> **Your goal**: Please output the listing below character for character and omit the images.

> **Exercise input**:
====

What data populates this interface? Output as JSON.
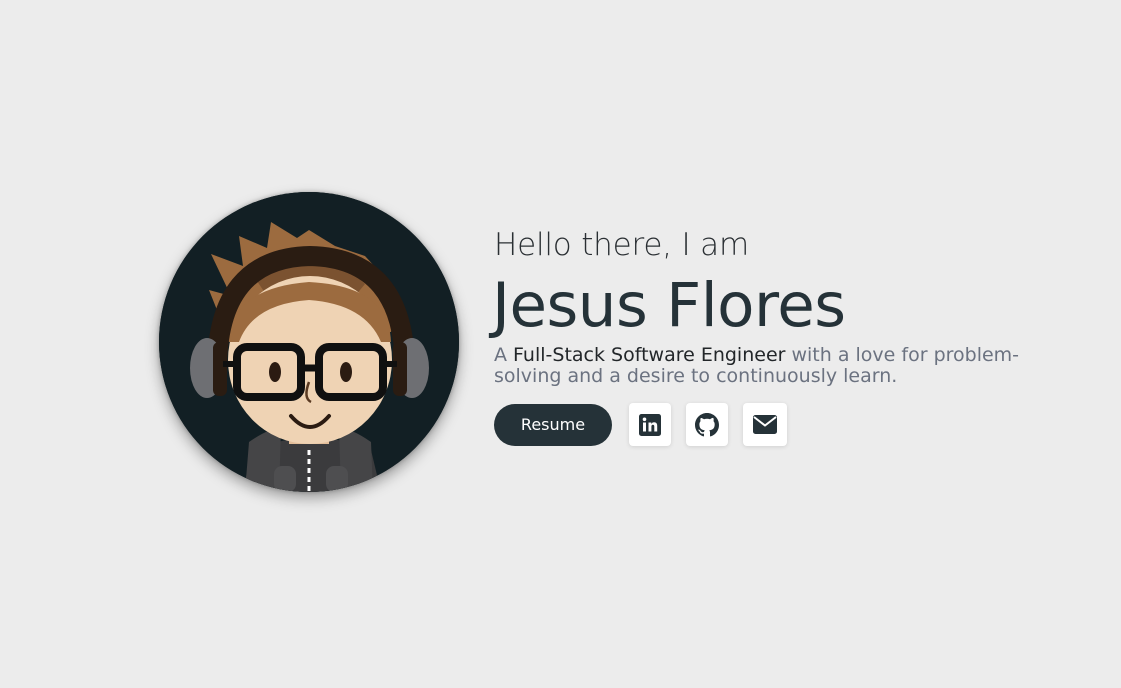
{
  "hero": {
    "greeting": "Hello there, I am",
    "name": "Jesus Flores",
    "tagline_prefix": "A ",
    "tagline_highlight": "Full-Stack Software Engineer",
    "tagline_suffix": " with a love for problem-solving and a desire to continuously learn."
  },
  "actions": {
    "resume_label": "Resume",
    "social": [
      {
        "icon": "linkedin-icon"
      },
      {
        "icon": "github-icon"
      },
      {
        "icon": "envelope-icon"
      }
    ]
  },
  "colors": {
    "background": "#ececec",
    "primary": "#253238",
    "muted_text": "#6b7280"
  }
}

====

> **Task result**:
What data populates this interface? Output as JSON.
{
  "hero": {
    "greeting": "Hello there, I am",
    "name": "Jesus Flores",
    "tagline_prefix": "A ",
    "tagline_highlight": "Full-Stack Software Engineer",
    "tagline_suffix": " with a love for problem-solving and a desire to continuously learn."
  },
  "actions": {
    "resume_label": "Resume",
    "social": [
      {
        "icon": "linkedin-icon"
      },
      {
        "icon": "github-icon"
      },
      {
        "icon": "envelope-icon"
      }
    ]
  },
  "colors": {
    "background": "#ececec",
    "primary": "#253238",
    "muted_text": "#6b7280"
  }
}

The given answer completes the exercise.